Start of EXERCISE DATA

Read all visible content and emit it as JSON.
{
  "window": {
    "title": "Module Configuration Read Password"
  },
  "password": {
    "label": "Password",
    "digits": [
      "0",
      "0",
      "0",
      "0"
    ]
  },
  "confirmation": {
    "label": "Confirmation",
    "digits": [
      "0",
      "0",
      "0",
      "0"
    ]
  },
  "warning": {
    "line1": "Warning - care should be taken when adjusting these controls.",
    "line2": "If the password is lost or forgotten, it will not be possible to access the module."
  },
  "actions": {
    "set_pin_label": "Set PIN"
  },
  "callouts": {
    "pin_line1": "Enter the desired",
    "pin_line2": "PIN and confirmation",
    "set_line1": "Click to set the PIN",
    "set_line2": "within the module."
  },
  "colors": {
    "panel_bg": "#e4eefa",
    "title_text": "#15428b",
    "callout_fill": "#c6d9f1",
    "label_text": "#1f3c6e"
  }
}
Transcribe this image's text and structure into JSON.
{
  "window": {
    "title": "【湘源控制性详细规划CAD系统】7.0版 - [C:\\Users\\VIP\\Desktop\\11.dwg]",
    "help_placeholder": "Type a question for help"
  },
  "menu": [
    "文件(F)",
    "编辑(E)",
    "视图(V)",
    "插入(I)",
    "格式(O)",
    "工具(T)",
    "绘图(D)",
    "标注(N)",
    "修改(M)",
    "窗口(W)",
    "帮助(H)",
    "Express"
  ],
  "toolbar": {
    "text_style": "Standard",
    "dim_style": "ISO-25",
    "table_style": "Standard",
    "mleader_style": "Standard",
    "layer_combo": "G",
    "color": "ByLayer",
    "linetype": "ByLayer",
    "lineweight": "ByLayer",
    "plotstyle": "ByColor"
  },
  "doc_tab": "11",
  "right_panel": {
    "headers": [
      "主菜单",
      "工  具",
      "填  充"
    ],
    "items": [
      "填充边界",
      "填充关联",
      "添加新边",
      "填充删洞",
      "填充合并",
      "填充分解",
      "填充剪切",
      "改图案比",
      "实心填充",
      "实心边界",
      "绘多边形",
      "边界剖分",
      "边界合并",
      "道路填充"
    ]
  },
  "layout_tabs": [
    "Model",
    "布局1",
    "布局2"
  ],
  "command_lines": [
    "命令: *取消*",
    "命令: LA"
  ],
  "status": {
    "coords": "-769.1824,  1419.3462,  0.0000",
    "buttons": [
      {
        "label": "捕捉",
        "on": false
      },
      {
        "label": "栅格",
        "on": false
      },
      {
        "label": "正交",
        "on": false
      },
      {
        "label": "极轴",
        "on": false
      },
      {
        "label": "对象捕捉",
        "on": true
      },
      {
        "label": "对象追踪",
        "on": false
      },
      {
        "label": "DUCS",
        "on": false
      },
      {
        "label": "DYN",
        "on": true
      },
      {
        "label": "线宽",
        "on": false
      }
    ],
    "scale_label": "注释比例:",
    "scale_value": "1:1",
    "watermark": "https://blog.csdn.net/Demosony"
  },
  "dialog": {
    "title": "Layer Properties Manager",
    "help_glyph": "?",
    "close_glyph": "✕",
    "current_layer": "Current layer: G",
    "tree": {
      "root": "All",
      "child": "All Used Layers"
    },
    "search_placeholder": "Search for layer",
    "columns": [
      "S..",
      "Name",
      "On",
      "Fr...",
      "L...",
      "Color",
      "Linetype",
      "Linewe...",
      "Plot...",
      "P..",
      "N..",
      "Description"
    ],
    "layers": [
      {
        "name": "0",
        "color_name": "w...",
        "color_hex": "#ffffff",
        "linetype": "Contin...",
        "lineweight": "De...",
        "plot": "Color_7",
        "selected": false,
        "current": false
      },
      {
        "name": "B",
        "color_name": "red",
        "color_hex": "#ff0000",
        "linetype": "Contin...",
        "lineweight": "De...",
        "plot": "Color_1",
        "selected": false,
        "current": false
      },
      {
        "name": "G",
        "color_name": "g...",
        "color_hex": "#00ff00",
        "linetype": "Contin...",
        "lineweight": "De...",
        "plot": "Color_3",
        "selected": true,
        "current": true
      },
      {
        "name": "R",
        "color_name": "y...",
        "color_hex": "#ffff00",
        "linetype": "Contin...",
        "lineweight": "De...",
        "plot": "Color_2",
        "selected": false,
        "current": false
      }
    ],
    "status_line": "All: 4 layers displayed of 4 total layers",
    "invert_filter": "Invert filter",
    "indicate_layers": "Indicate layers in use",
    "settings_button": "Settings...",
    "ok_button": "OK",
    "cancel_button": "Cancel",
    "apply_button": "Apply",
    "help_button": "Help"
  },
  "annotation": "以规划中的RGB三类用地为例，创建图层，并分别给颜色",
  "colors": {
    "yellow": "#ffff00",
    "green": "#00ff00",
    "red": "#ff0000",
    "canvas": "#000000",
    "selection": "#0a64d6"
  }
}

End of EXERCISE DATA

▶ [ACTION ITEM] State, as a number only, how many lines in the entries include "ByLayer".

▶ [SOLUTION TO THIS PROBLEM] 3